Dr. Robert R. Cargill is Editor of Biblical Archaeology Review (biblicalarchaeology.org)—an internationally acclaimed magazine that unearths the archaeological world of the Old and New Testaments of the Bible. Additionally, he works and teaches classics and religious studies at the University of Iowa. A Biblical studies scholar and Classicist, Dr. Cargill is also an archaeologist, author, and digital humanist. His latest book is The Cities that Built the Bible (HarperOne, 2016), and he has also authored a 3D, virtual reality reconstruction of the archaeological remains of Qumran, near to where the Dead Sea Scrolls were discovered, entitled Qumran through (Real) Time (Gorgias Press, 2009). Dr. Cargill’s work focuses on Second Temple Jewish literature and archaeology from the Persian period to the rise of early Christianity. His research includes the study of Qumran and the Dead Sea Scrolls, literary criticism of the Bible and the Pseudepigrapha, and the ancient Near East. He has hosted documentaries and television shows and appeared on ABC, CNN, Discovery, History, and Nat Geo. He is well known for his widely-read blog (robertcargill.com). Dr. Cargill also belongs to the Society of Biblical Literature, the American Schools of Oriental Research, and American Mensa.
Bible & Archaeology Fest XX, November 17 – 19, 2017
Actual Fake News: Archaeology in the Public Media
It seems almost daily we are inundated with sensational claims pertaining to archaeology and ancient history, only a handful of which actually turn out to be true. These claims aren’t just made on blogs and obscure “news” sites; many of them reach the headlines of reputable news sources. But how is one to know which ones are real and which ones are fake? In this lecture, Dr. Robert Cargill explains why different people make bogus archaeological claims, why news organizations publish them, and how to tell which ones are authentic, scholarly claims.
Bible & Archaeology Fest XIX, November 18 – 20, 2016
CNN’s Finding Jesus – Season 2: A Preview of the Issues
In the Spring of 2017, CNN will air Season 2 of its hit series Finding Jesus. Several well-known archaeologists and Biblical scholars— including many Bible and Archaeology Fest presenters—consulted on and appear in the series. In this talk, University of Iowa professor of Classics and Religious Studies, Robert Cargill, discusses his involvement in the series, and gives us a preview of the episodes on Herod the Great, Pontius Pilate, and the birthplace and childhood home of Jesus, and discusses some of the issues that will be raised in each episode.
Bible & Archaeology Fest XVII, November 21 – 23, 2014
A Deluge of Flood Stories: Flood Mythology, the Bible, and Aronofsky’s Noah
This presentation examines the origins of the biblical flood story, the character of Noah, and the legends of the Nephilim and giants passed down through Jewish literary tradition.
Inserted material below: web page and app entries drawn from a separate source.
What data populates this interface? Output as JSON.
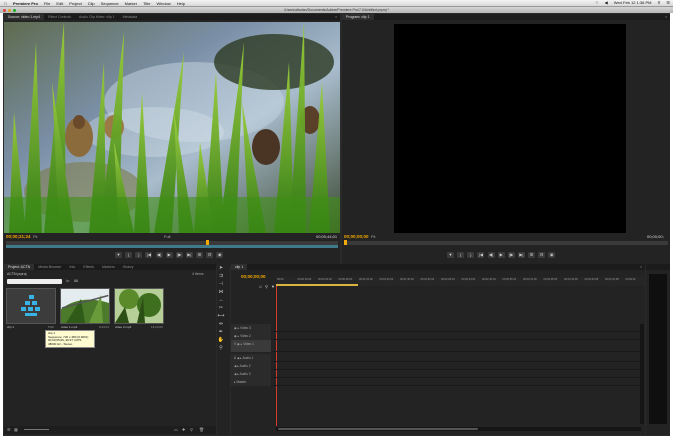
{
  "menubar": {
    "apple": "",
    "app_name": "Premiere Pro",
    "items": [
      "File",
      "Edit",
      "Project",
      "Clip",
      "Sequence",
      "Marker",
      "Title",
      "Window",
      "Help"
    ],
    "clock": "Wed Feb 12  1:36 PM"
  },
  "window": {
    "title": "/Users/altodan/Documents/Adobe/Premiere Pro/7.0/Untitled.prproj *"
  },
  "source_monitor": {
    "tabs": [
      "Source: video 1.mp4",
      "Effect Controls",
      "Audio Clip Mixer: clip 1",
      "Metadata"
    ],
    "timecode_in": "00;00;21;24",
    "fit": "Fit",
    "timecode_duration": "00;00;44;01",
    "resolution": "Full"
  },
  "program_monitor": {
    "tabs": [
      "Program: clip 1"
    ],
    "timecode_in": "00;00;00;00",
    "fit": "Fit",
    "timecode_duration": "00;00;00;"
  },
  "project_panel": {
    "tabs": [
      "Project: ACTN",
      "Media Browser",
      "Info",
      "Effects",
      "Markers",
      "History"
    ],
    "project_file": "ACTN.prproj",
    "item_count": "4 Items",
    "in_label": "In:",
    "in_value": "All",
    "items": [
      {
        "name": "clip 1",
        "duration": "5;00"
      },
      {
        "name": "video 1.mp4",
        "duration": "0;44;01"
      },
      {
        "name": "video 2.mp4",
        "duration": "13;23;00"
      }
    ],
    "tooltip": [
      "clip 1",
      "Sequence, 720 x 480 (0.9091)",
      "00;00;05;00, 29.97 i-FPS",
      "48000 Hz - Stereo"
    ]
  },
  "timeline": {
    "tabs": [
      "clip 1"
    ],
    "timecode": "00;00;00;00",
    "ruler": [
      "00;00",
      "00;00;16;00",
      "00;00;32;00",
      "00;00;48;00",
      "00;01;04;02",
      "00;01;20;02",
      "00;01;36;02",
      "00;01;52;02",
      "00;02;08;04",
      "00;02;24;04",
      "00;02;40;04",
      "00;02;56;04",
      "00;03;12;06",
      "00;03;28;06",
      "00;03;44;06",
      "00;04;00;08",
      "00;04;16;08",
      "00;04;32"
    ],
    "video_tracks": [
      "Video 3",
      "Video 2",
      "Video 1"
    ],
    "audio_tracks": [
      "Audio 1",
      "Audio 2",
      "Audio 3",
      "Master"
    ],
    "track_prefix_v": "V",
    "track_prefix_a": "A"
  },
  "colors": {
    "accent_timecode": "#f2a900",
    "work_area": "#d9b440",
    "playhead": "#d83a2a",
    "panel_bg": "#232323"
  }
}
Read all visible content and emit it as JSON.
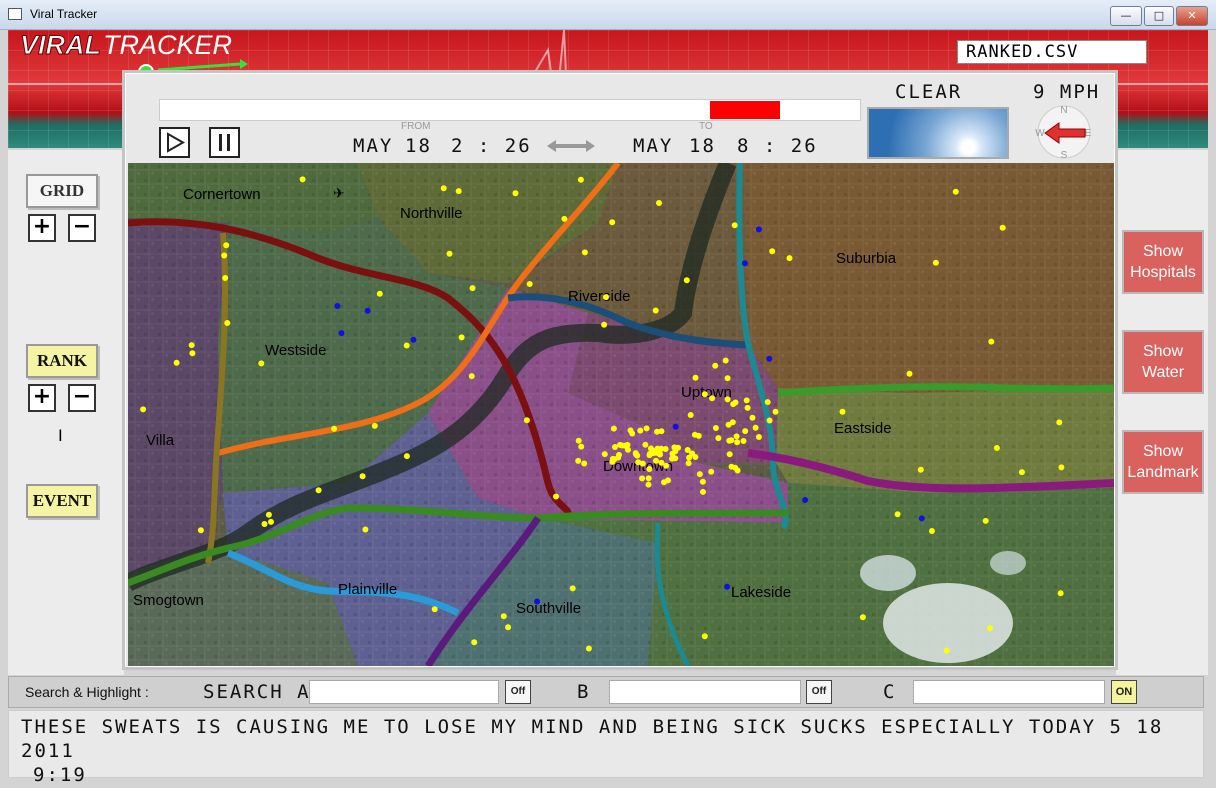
{
  "window": {
    "title": "Viral Tracker",
    "min_glyph": "—",
    "max_glyph": "□",
    "close_glyph": "✕"
  },
  "header": {
    "brand_part1": "VIRAL",
    "brand_part2": "TRACKER",
    "dataset": "RANKED.CSV"
  },
  "playback": {
    "timeline_window_start": 0.786,
    "timeline_window_end": 0.886,
    "from_label": "FROM",
    "to_label": "TO",
    "from_month": "MAY",
    "from_day": "18",
    "from_time": "2 : 26",
    "to_month": "MAY",
    "to_day": "18",
    "to_time": "8 : 26"
  },
  "weather": {
    "condition": "CLEAR",
    "wind": "9 MPH",
    "compass": {
      "n": "N",
      "e": "E",
      "s": "S",
      "w": "W"
    }
  },
  "left_controls": {
    "grid_label": "GRID",
    "rank_label": "RANK",
    "event_label": "EVENT",
    "plus": "+",
    "minus": "−",
    "rank_value": "I"
  },
  "right_controls": {
    "hospitals": [
      "Show",
      "Hospitals"
    ],
    "water": [
      "Show",
      "Water"
    ],
    "landmark": [
      "Show",
      "Landmark"
    ]
  },
  "map": {
    "regions": [
      "Cornertown",
      "Northville",
      "Riverside",
      "Suburbia",
      "Westside",
      "Uptown",
      "Villa",
      "Eastside",
      "Downtown",
      "Smogtown",
      "Plainville",
      "Southville",
      "Lakeside"
    ]
  },
  "search": {
    "label": "Search & Highlight :",
    "a_label": "SEARCH A",
    "b_label": "B",
    "c_label": "C",
    "a_state": "Off",
    "b_state": "Off",
    "c_state": "ON",
    "a_value": "",
    "b_value": "",
    "c_value": ""
  },
  "message": {
    "line1": "THESE SWEATS IS CAUSING ME TO LOSE MY MIND AND BEING SICK SUCKS ESPECIALLY TODAY 5 18 2011",
    "line2": "9:19"
  },
  "colors": {
    "accent_red": "#ff0000",
    "button_red": "#d9625e",
    "highlight_yellow": "#f4f4a4",
    "marker_yellow": "#ffff00",
    "marker_blue": "#1010e0"
  }
}
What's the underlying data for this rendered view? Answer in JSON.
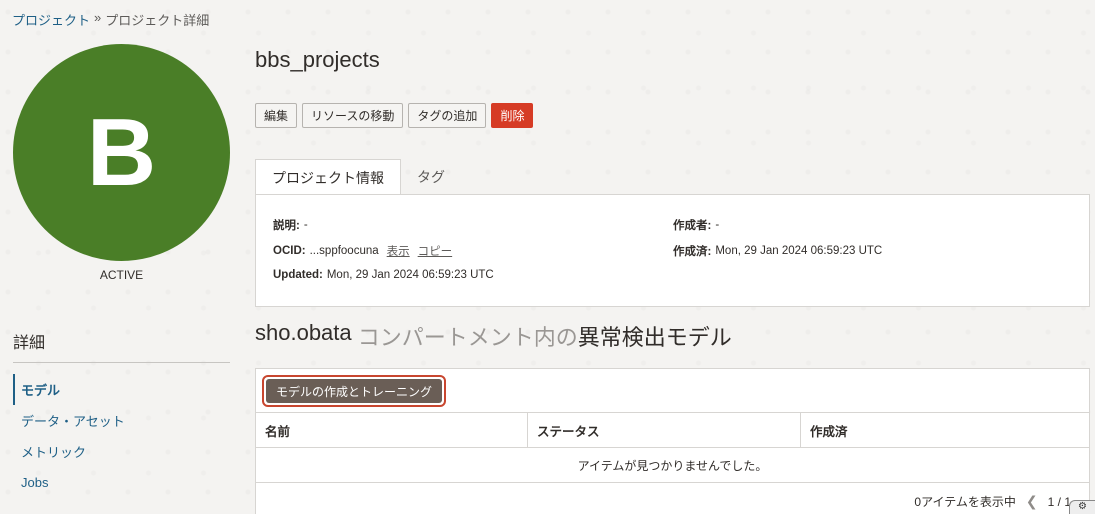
{
  "breadcrumb": {
    "items": [
      "プロジェクト",
      "プロジェクト詳細"
    ],
    "separator": "»"
  },
  "avatar": {
    "letter": "B",
    "status": "ACTIVE",
    "color": "#4a7e27"
  },
  "left_nav": {
    "heading": "詳細",
    "items": [
      {
        "label": "モデル",
        "active": true
      },
      {
        "label": "データ・アセット",
        "active": false
      },
      {
        "label": "メトリック",
        "active": false
      },
      {
        "label": "Jobs",
        "active": false
      }
    ]
  },
  "page": {
    "title": "bbs_projects"
  },
  "actions": {
    "edit": "編集",
    "move": "リソースの移動",
    "add_tag": "タグの追加",
    "delete": "削除"
  },
  "tabs": [
    {
      "label": "プロジェクト情報",
      "active": true
    },
    {
      "label": "タグ",
      "active": false
    }
  ],
  "project_info": {
    "description_label": "説明:",
    "description_value": "-",
    "ocid_label": "OCID:",
    "ocid_value": "...sppfoocuna",
    "show_link": "表示",
    "copy_link": "コピー",
    "updated_label": "Updated:",
    "updated_value": "Mon, 29 Jan 2024 06:59:23 UTC",
    "creator_label": "作成者:",
    "creator_value": "-",
    "created_label": "作成済:",
    "created_value": "Mon, 29 Jan 2024 06:59:23 UTC"
  },
  "section": {
    "compartment": "sho.obata",
    "middle": " コンパートメント内の",
    "title": "異常検出モデル"
  },
  "models_table": {
    "create_button": "モデルの作成とトレーニング",
    "columns": [
      "名前",
      "ステータス",
      "作成済"
    ],
    "empty_message": "アイテムが見つかりませんでした。",
    "pager_text": "0アイテムを表示中",
    "page_indicator": "1 / 1"
  },
  "colors": {
    "link": "#1e5f86",
    "danger": "#d63b25",
    "highlight": "#c8462f"
  }
}
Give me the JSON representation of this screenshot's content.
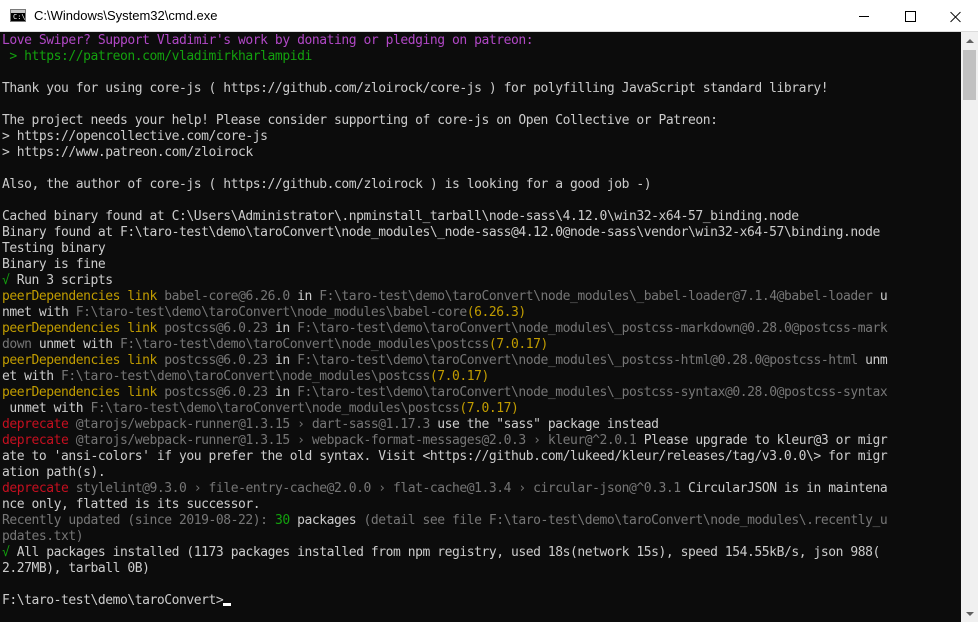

The presentation compares these to Darren Aronofsky’s 2014 film Noah, highlighting points of congruence and departure in the film adaptation.
Bible & Archaeology Fest XVI, November 22 – 24, 2013
The Preliminary Results from the First Two Seasons at Tel Azekah
This presentation discusses the preliminary results from the first two seasons of the new excavations at Tel Azekah, located in the Elah Valley in the Shephelah, west of Jerusalem. The presentation highlights the University of Iowa’s 3D, virtual reality reconstruction of Tel Azekah, offering an overview of the region, the tel as well as the excavated areas, and examines the benefit of digitally modeling archaeological finds as they are excavated.
Bible & Archaeology Fest XIV, November 18-20, 2011
No, No You Didn’t Find That: The Importance of Scholarly Refutation in An Era of Social Media
This lecture examines several false, sensational archaeological claims related to the Bible made by amateurs and the media over the past few years and refutes them. The lecture then argues why scholars must engage in organized, public refutation of sensational Biblical archaeological claims, and how a knowledge of and presence within popular social media outlets like Facebook and blogs can help curtail the sensationalism that continues to plague the field of Biblical archaeology.